“Hard to say more than that to the Arab world that we’re cowards. That’s what they saw. That wasn’t the reason President (H.W.) Bush … made the decision. But that’s what they saw.
“And then in ’93, Saddam Hussein tried to kill Bush I while he’s on a trip to Kuwait and President Clinton launches two dozen cruise missiles in the middle of the night against the Iraqi intelligence headquarters, and has his secretary of state explain the reason we did it during the middle of night was so that we’d hurt as few people as possible. I’m not quite sure what we had against Iraqi cleaning women and night watchmen, but that’s who we went after — and some bricks and mortar.
“Then in ’93, we had ‘Blackhawk Down’ when we were in Mogadishu to help feed Somalis, and what do we doâ¢ The same thing we did in Lebanon 10 years earlier: once bloodied, we leave.
“And then in the ’90s, as the al-Qaida attacks escalate, we continue to do law enforcement. And we try to find people to arrest and occasionally find somebody to arrest, and we try them.
“What would you thinkâ¢ I’d think if I were a member of al-Qaida or Islamist jihadi is all you’ve got to do is hurt the Americans and they run. Now, you’re not even going to begin to get some respect. I think the Marines have brought us some respect back with what they did in Fallujah. …
“… But the preponderance of the story was, ‘The Americans can be kicked out.’ Even when they have a half-million troops in Iraq, and have 15 of the 18 provinces solidly in revolt against Saddam, they’re too scared to fight. That’s what was said. I’m not saying that was true, but that’s what was said.”
On what steps to take next in the Middle East:

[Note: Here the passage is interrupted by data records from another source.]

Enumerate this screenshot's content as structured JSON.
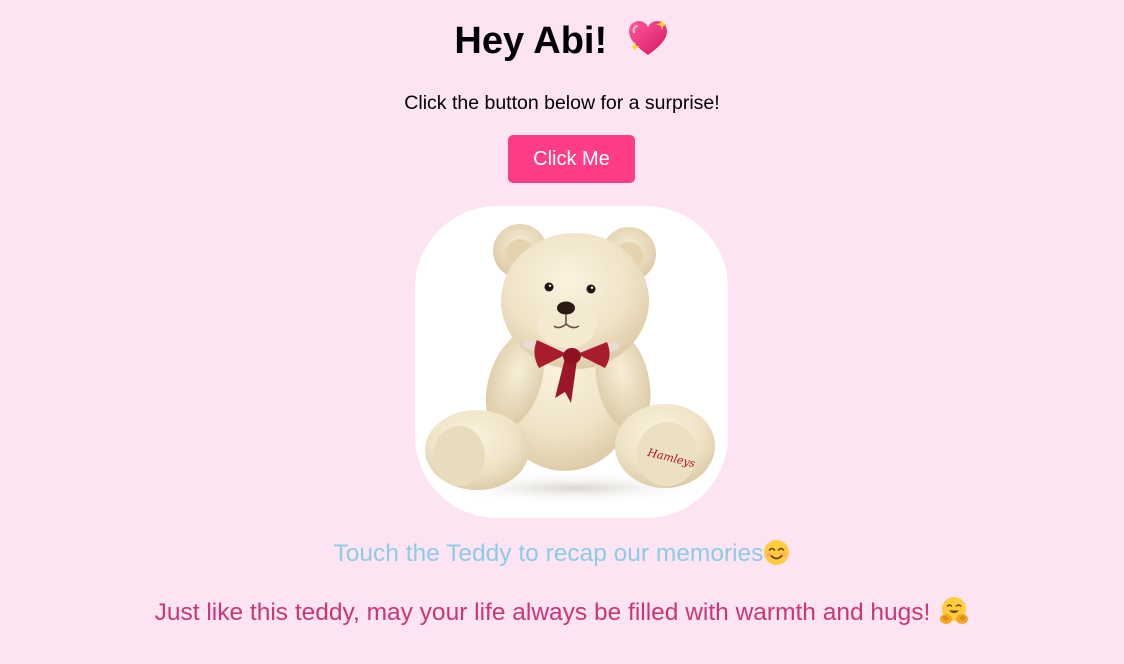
{
  "header": {
    "title": "Hey Abi!",
    "title_icon": "sparkling-heart-icon"
  },
  "intro": {
    "text": "Click the button below for a surprise!"
  },
  "surprise_button": {
    "label": "Click Me"
  },
  "teddy": {
    "image": "teddy-bear-photo",
    "paw_logo": "Hamleys"
  },
  "touch_prompt": {
    "text": "Touch the Teddy to recap our memories",
    "icon": "smiling-face-icon"
  },
  "wish": {
    "text": "Just like this teddy, may your life always be filled with warmth and hugs!",
    "icon": "hugging-face-icon"
  },
  "colors": {
    "background": "#fde4f2",
    "button": "#ff3d86",
    "touch_text": "#8ecbe6",
    "wish_text": "#cc3579"
  }
}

“A lot, I think, is going to depend on the Iraqi army and how effective this new government is in at least getting part of the insurgence to stand down. Conceivably, they could do well that way and have enough forces to seal the borders effectively. But I think it’s going to be hard without taking some kind of military action against at least the Syrians and maybe the Iranians.
“But the main thing is that we’ve got to undermine their resource base, have them move away from oil. Because that’s why they’re able to do all this. I mean the Saudis earn about $160 billion a year from oil sales and as recently as the early ’70s, they earned about $2 billion a year. Both Iran, which is the third- or fourth-largest reserve in the world, and then Saudi Arabia have these fanatical movements that are very much part of their governing structure.

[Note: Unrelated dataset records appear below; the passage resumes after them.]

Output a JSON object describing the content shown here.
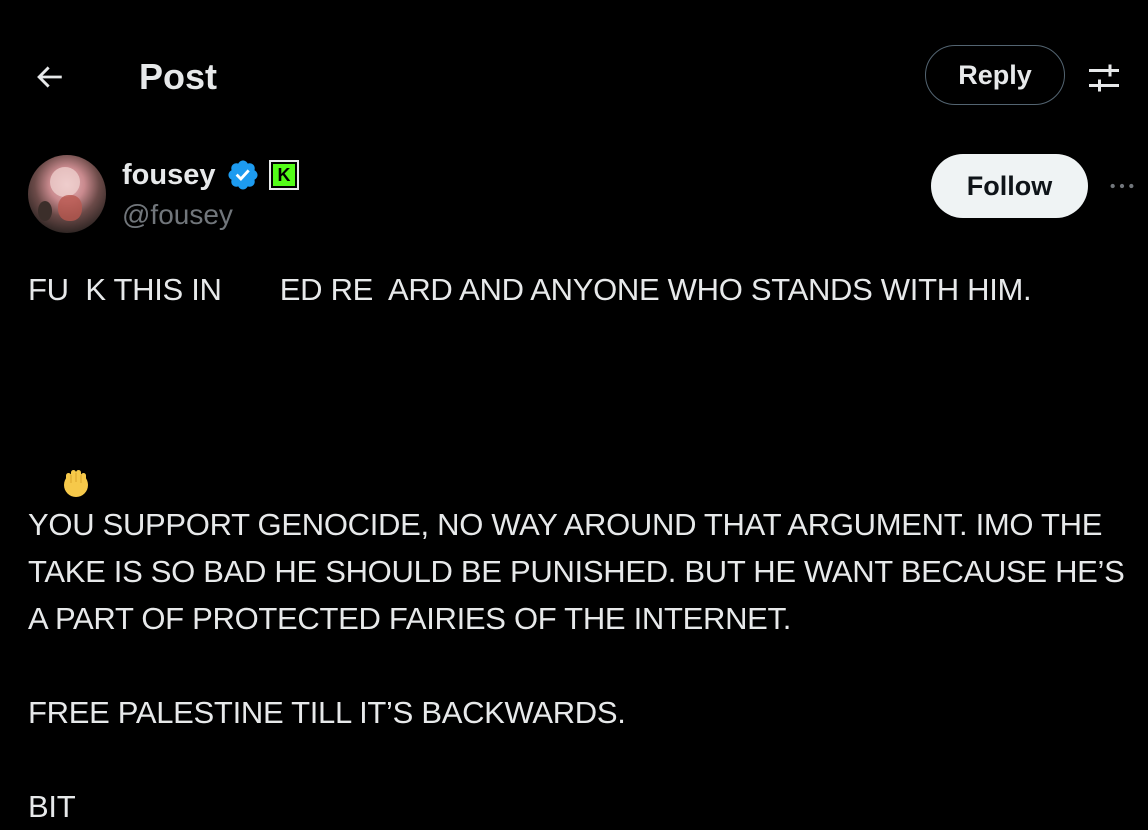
{
  "header": {
    "title": "Post",
    "reply_label": "Reply",
    "back_icon": "arrow-left-icon",
    "settings_icon": "sliders-icon"
  },
  "author": {
    "display_name": "fousey",
    "handle": "@fousey",
    "verified_icon": "verified-badge-icon",
    "affiliate_badge_icon": "kick-logo-icon",
    "follow_label": "Follow",
    "more_icon": "more-horizontal-icon"
  },
  "post": {
    "line1": "FU  K THIS IN       ED RE  ARD AND ANYONE WHO STANDS WITH HIM.",
    "emoji_icon": "raised-fist-icon",
    "para2": "YOU SUPPORT GENOCIDE, NO WAY AROUND THAT ARGUMENT. IMO THE TAKE IS SO BAD HE SHOULD BE PUNISHED. BUT HE WANT BECAUSE HE’S A PART OF PROTECTED FAIRIES OF THE INTERNET.",
    "para3": "FREE PALESTINE TILL IT’S BACKWARDS.",
    "para4": "BIT"
  },
  "colors": {
    "background": "#000000",
    "text": "#e7e9ea",
    "secondary_text": "#71767b",
    "verified_blue": "#1d9bf0",
    "kick_green": "#53fc18",
    "follow_bg": "#eff3f4"
  }
}
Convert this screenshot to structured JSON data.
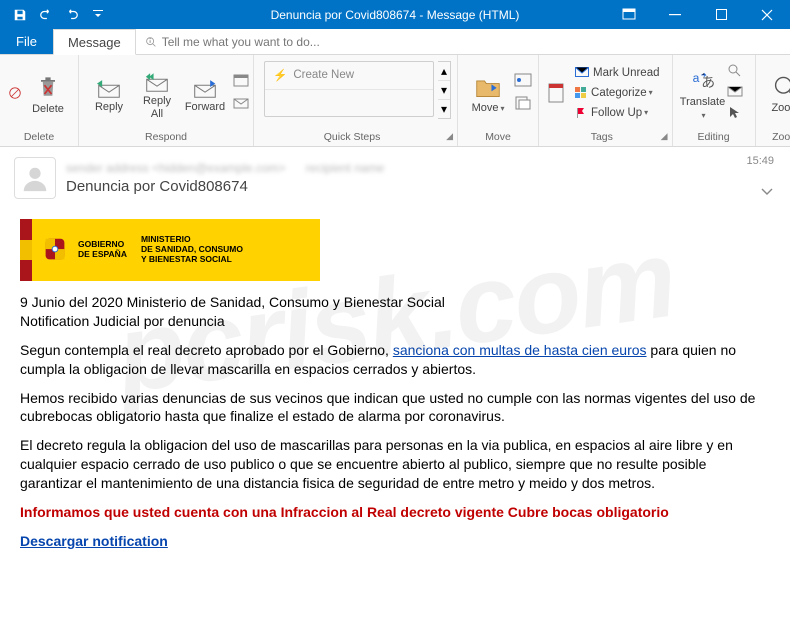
{
  "titlebar": {
    "title": "Denuncia por Covid808674 - Message (HTML)"
  },
  "tabs": {
    "file": "File",
    "message": "Message",
    "tell": "Tell me what you want to do..."
  },
  "ribbon": {
    "delete": {
      "label": "Delete",
      "group": "Delete"
    },
    "respond": {
      "reply": "Reply",
      "replyall": "Reply\nAll",
      "forward": "Forward",
      "group": "Respond"
    },
    "quicksteps": {
      "create": "Create New",
      "group": "Quick Steps"
    },
    "move": {
      "move": "Move",
      "group": "Move"
    },
    "tags": {
      "unread": "Mark Unread",
      "categorize": "Categorize",
      "followup": "Follow Up",
      "group": "Tags"
    },
    "editing": {
      "translate": "Translate",
      "group": "Editing"
    },
    "zoom": {
      "zoom": "Zoom",
      "group": "Zoom"
    }
  },
  "header": {
    "subject": "Denuncia por Covid808674",
    "time": "15:49"
  },
  "body": {
    "gov1": "GOBIERNO\nDE ESPAÑA",
    "gov2": "MINISTERIO\nDE SANIDAD, CONSUMO\nY BIENESTAR SOCIAL",
    "line1": "9 Junio del 2020 Ministerio de Sanidad, Consumo y Bienestar Social",
    "line2": "Notification Judicial por denuncia",
    "p1a": "Segun contempla el real decreto aprobado por el Gobierno, ",
    "p1link": "sanciona con multas de hasta cien euros",
    "p1b": " para quien no cumpla la obligacion de llevar mascarilla en espacios cerrados y abiertos.",
    "p2": "Hemos recibido varias denuncias de sus vecinos que indican que usted no cumple con las normas vigentes del uso de cubrebocas obligatorio hasta que finalize el estado de alarma por coronavirus.",
    "p3": "El decreto regula la obligacion del uso de mascarillas para personas en la via publica, en espacios al aire libre y en cualquier espacio cerrado de uso publico o que se encuentre abierto al publico, siempre que no resulte posible garantizar el mantenimiento de una distancia fisica de seguridad de entre metro y meido y dos metros.",
    "red": "Informamos que usted cuenta con una Infraccion al Real decreto vigente Cubre bocas obligatorio",
    "link": "Descargar notification"
  },
  "watermark": "pcrisk.com"
}
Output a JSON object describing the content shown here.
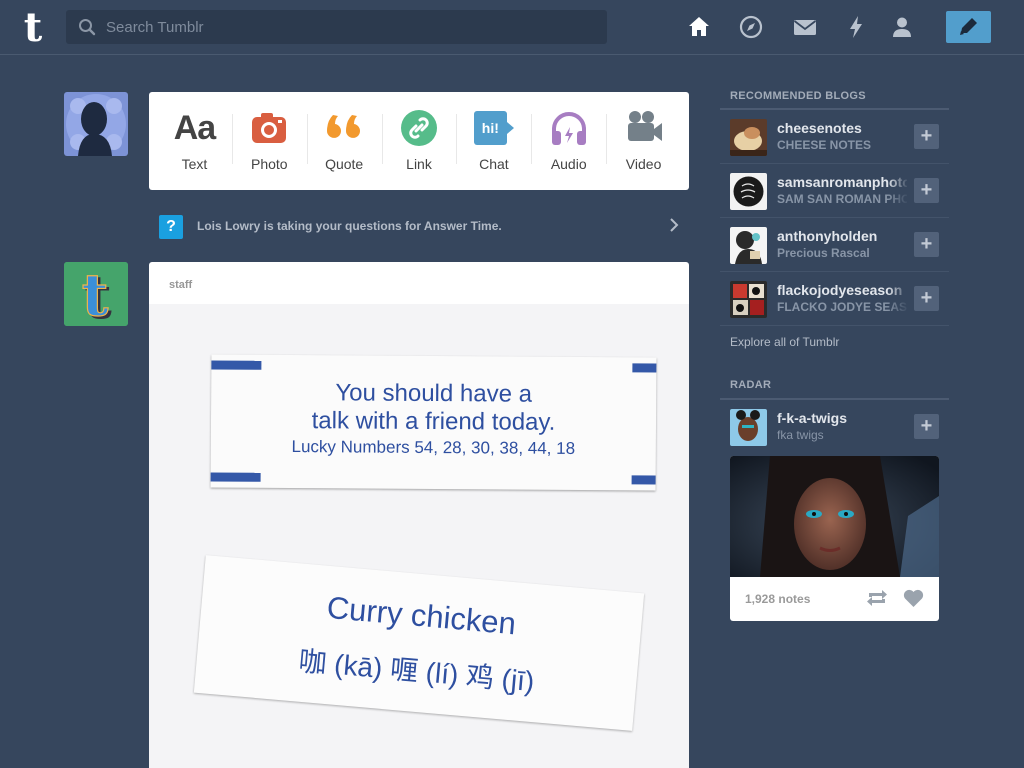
{
  "header": {
    "search_placeholder": "Search Tumblr",
    "nav": [
      "home-icon",
      "explore-icon",
      "inbox-icon",
      "activity-icon",
      "account-icon"
    ],
    "compose_icon": "pencil-icon",
    "accent": "#529ecc"
  },
  "post_types": [
    {
      "label": "Text",
      "icon": "Aa",
      "color": "#444444"
    },
    {
      "label": "Photo",
      "icon": "camera-icon",
      "color": "#d95e40"
    },
    {
      "label": "Quote",
      "icon": "quote-icon",
      "color": "#f2992e"
    },
    {
      "label": "Link",
      "icon": "link-icon",
      "color": "#56bc8a"
    },
    {
      "label": "Chat",
      "icon": "hi!",
      "color": "#529ecc"
    },
    {
      "label": "Audio",
      "icon": "headphones-icon",
      "color": "#a77dc2"
    },
    {
      "label": "Video",
      "icon": "video-camera-icon",
      "color": "#748089"
    }
  ],
  "answer_time": {
    "icon": "?",
    "text": "Lois Lowry is taking your questions for Answer Time."
  },
  "post": {
    "author": "staff",
    "fortune_line1": "You should have a",
    "fortune_line2": "talk with a friend today.",
    "fortune_numbers": "Lucky Numbers  54, 28, 30, 38, 44, 18",
    "food_en": "Curry chicken",
    "food_zh": "咖 (kā) 喱 (lí) 鸡 (jī)"
  },
  "sidebar": {
    "recommended_title": "RECOMMENDED BLOGS",
    "blogs": [
      {
        "name": "cheesenotes",
        "subtitle": "CHEESE NOTES"
      },
      {
        "name": "samsanromanphotos",
        "subtitle": "SAM SAN ROMAN PHOTOS"
      },
      {
        "name": "anthonyholden",
        "subtitle": "Precious Rascal"
      },
      {
        "name": "flackojodyeseason",
        "subtitle": "FLACKO JODYE SEASON"
      }
    ],
    "explore_link": "Explore all of Tumblr",
    "radar_title": "RADAR",
    "radar": {
      "name": "f-k-a-twigs",
      "subtitle": "fka twigs",
      "notes": "1,928 notes"
    }
  }
}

“We’ve got to change all that. It will take decades, but we might as well get started. Because as long as they don’t have to worry about anything — investing, translating books, having decent education for children, letting women have a decent role in society — they don’t have to worry about any of that, because all they have to do is pump oil.”
“Sometimes they crack down, sometimes they loosen up. They’re uncertain; they don’t seem to know what to do. But what dictatorships rather frequently do, if they have domestic turmoil and problems, is that they find a foreign enemy they can rally everyone behind. And the obvious foreign enemy is to be able to take over Taiwan, and that brings them into conflict with us.”

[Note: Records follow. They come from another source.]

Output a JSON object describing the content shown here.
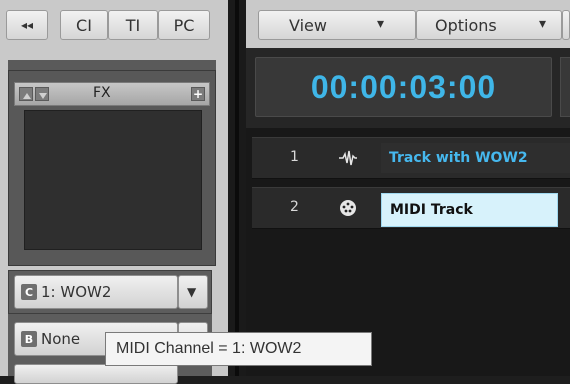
{
  "left_panel": {
    "back_glyph": "◂◂",
    "tabs": [
      "CI",
      "TI",
      "PC"
    ],
    "fx": {
      "label": "FX",
      "add_glyph": "+"
    },
    "input_dropdown": {
      "badge": "C",
      "value": "1: WOW2",
      "arrow": "▼"
    },
    "output_dropdown": {
      "badge": "B",
      "value": "None"
    }
  },
  "menubar": {
    "view_label": "View",
    "options_label": "Options",
    "arrow": "▾"
  },
  "transport": {
    "time": "00:00:03:00"
  },
  "tracks": [
    {
      "number": "1",
      "icon": "waveform-icon",
      "name": "Track with WOW2",
      "selected": false
    },
    {
      "number": "2",
      "icon": "midi-icon",
      "name": "MIDI Track",
      "selected": true
    }
  ],
  "tooltip": {
    "text": "MIDI Channel = 1: WOW2"
  },
  "colors": {
    "time": "#3fb6e8",
    "track_name": "#46b8ee",
    "selected_name_bg": "#d7f2fb"
  }
}
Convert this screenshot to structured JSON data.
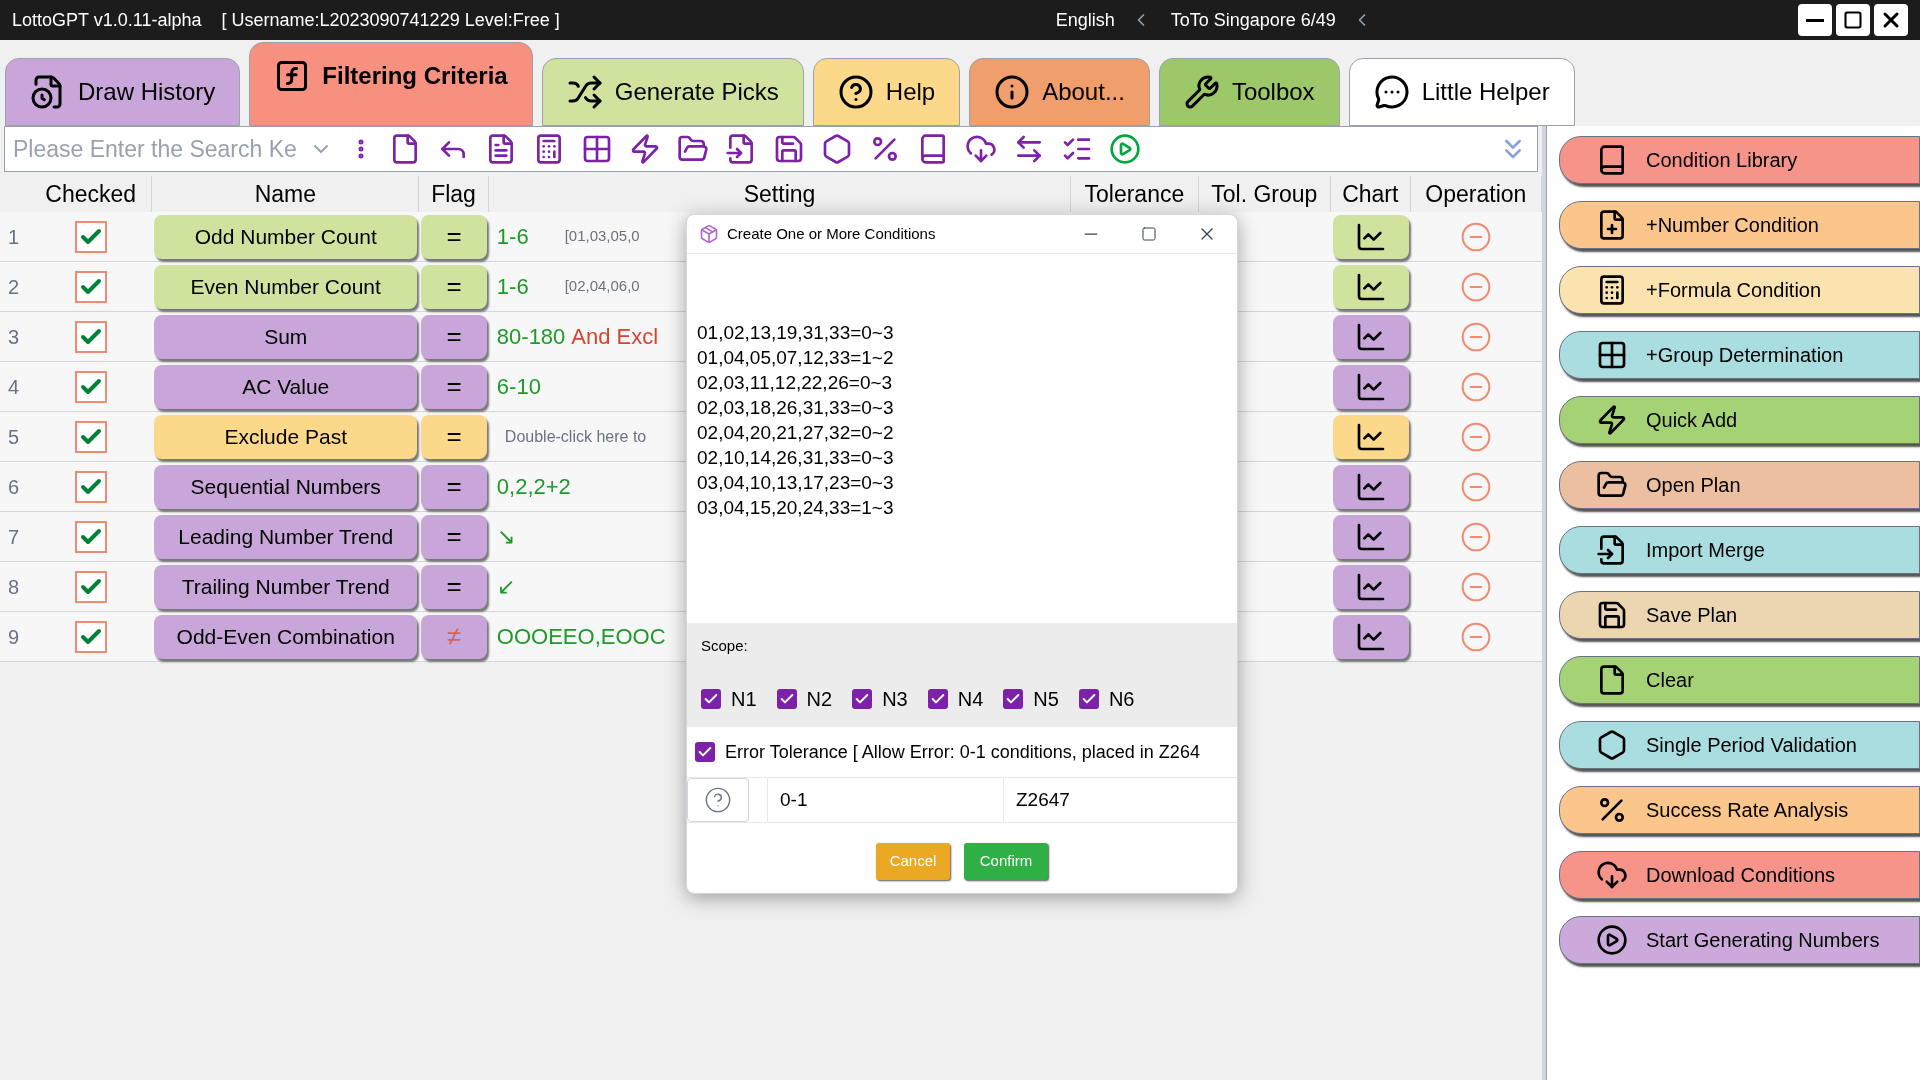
{
  "window": {
    "title": "LottoGPT v1.0.11-alpha",
    "user_info": "[ Username:L2023090741229  Level:Free ]",
    "language": "English",
    "lottery": "ToTo Singapore 6/49"
  },
  "tabs": [
    {
      "label": "Draw History",
      "selected": false,
      "color": "#c9a6d9"
    },
    {
      "label": "Filtering Criteria",
      "selected": true,
      "color": "#f7907f"
    },
    {
      "label": "Generate Picks",
      "selected": false,
      "color": "#cfe39f"
    },
    {
      "label": "Help",
      "selected": false,
      "color": "#fcd98a"
    },
    {
      "label": "About...",
      "selected": false,
      "color": "#ef9e6c"
    },
    {
      "label": "Toolbox",
      "selected": false,
      "color": "#9dc86a"
    },
    {
      "label": "Little Helper",
      "selected": false,
      "color": "#ffffff"
    }
  ],
  "search": {
    "placeholder": "Please Enter the Search Ke"
  },
  "table": {
    "columns": [
      "Checked",
      "Name",
      "Flag",
      "Setting",
      "Tolerance",
      "Tol. Group",
      "Chart",
      "Operation"
    ],
    "rows": [
      {
        "index": "1",
        "checked": true,
        "name": "Odd Number Count",
        "color": "#cfe39f",
        "flag": "=",
        "negated": false,
        "setting": "1-6",
        "note": "[01,03,05,0"
      },
      {
        "index": "2",
        "checked": true,
        "name": "Even Number Count",
        "color": "#cfe39f",
        "flag": "=",
        "negated": false,
        "setting": "1-6",
        "note": "[02,04,06,0"
      },
      {
        "index": "3",
        "checked": true,
        "name": "Sum",
        "color": "#c9a6d9",
        "flag": "=",
        "negated": false,
        "setting": "80-180",
        "extra": "And Excl"
      },
      {
        "index": "4",
        "checked": true,
        "name": "AC Value",
        "color": "#c9a6d9",
        "flag": "=",
        "negated": false,
        "setting": "6-10"
      },
      {
        "index": "5",
        "checked": true,
        "name": "Exclude Past",
        "color": "#fcd98a",
        "flag": "=",
        "negated": false,
        "hint": "Double-click here to"
      },
      {
        "index": "6",
        "checked": true,
        "name": "Sequential Numbers",
        "color": "#c9a6d9",
        "flag": "=",
        "negated": false,
        "setting": "0,2,2+2"
      },
      {
        "index": "7",
        "checked": true,
        "name": "Leading Number Trend",
        "color": "#c9a6d9",
        "flag": "=",
        "negated": false,
        "setting": "↘"
      },
      {
        "index": "8",
        "checked": true,
        "name": "Trailing Number Trend",
        "color": "#c9a6d9",
        "flag": "=",
        "negated": false,
        "setting": "↙"
      },
      {
        "index": "9",
        "checked": true,
        "name": "Odd-Even Combination",
        "color": "#c9a6d9",
        "flag": "≠",
        "negated": true,
        "setting": "OOOEEO,EOOC"
      }
    ]
  },
  "dialog": {
    "title": "Create One or More Conditions",
    "lines": [
      "01,02,13,19,31,33=0~3",
      "01,04,05,07,12,33=1~2",
      "02,03,11,12,22,26=0~3",
      "02,03,18,26,31,33=0~3",
      "02,04,20,21,27,32=0~2",
      "02,10,14,26,31,33=0~3",
      "03,04,10,13,17,23=0~3",
      "03,04,15,20,24,33=1~3"
    ],
    "scope_label": "Scope:",
    "scope": [
      {
        "label": "N1",
        "checked": true
      },
      {
        "label": "N2",
        "checked": true
      },
      {
        "label": "N3",
        "checked": true
      },
      {
        "label": "N4",
        "checked": true
      },
      {
        "label": "N5",
        "checked": true
      },
      {
        "label": "N6",
        "checked": true
      }
    ],
    "error_tolerance": {
      "label": "Error Tolerance [ Allow Error: 0-1 conditions, placed in Z264",
      "checked": true
    },
    "range_value": "0-1",
    "group_value": "Z2647",
    "buttons": [
      "Cancel",
      "Confirm"
    ]
  },
  "side_buttons": [
    {
      "label": "Condition Library",
      "color": "#f7948a"
    },
    {
      "label": "+Number Condition",
      "color": "#fbc68c"
    },
    {
      "label": "+Formula Condition",
      "color": "#fbe3b0"
    },
    {
      "label": "+Group Determination",
      "color": "#a9dde0"
    },
    {
      "label": "Quick Add",
      "color": "#a6d276"
    },
    {
      "label": "Open Plan",
      "color": "#ebbf9f"
    },
    {
      "label": "Import Merge",
      "color": "#a9dde0"
    },
    {
      "label": "Save Plan",
      "color": "#ecd6b2"
    },
    {
      "label": "Clear",
      "color": "#a6d276"
    },
    {
      "label": "Single Period Validation",
      "color": "#a9dde0"
    },
    {
      "label": "Success Rate Analysis",
      "color": "#fbc68c"
    },
    {
      "label": "Download Conditions",
      "color": "#f7948a"
    },
    {
      "label": "Start Generating Numbers",
      "color": "#cbaadb"
    }
  ]
}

On the current state of the CIA:
“It’s not so much broken as it has over the years pulled in its horns. It’s not necessarily the CIA itself but somebody — sometimes the Hill — has made it risky to take risks. …
“… I think they need to relearn some things the early CIA folks knew — which is that you shouldn’t restrict the people you talk to and deal with. Even if you can’t control them, they might say something interesting.”
Jason Cato is a Tribune-Review assistant city editor. You can contact Jason at 412-320-7936, email@example.com or via Twitter .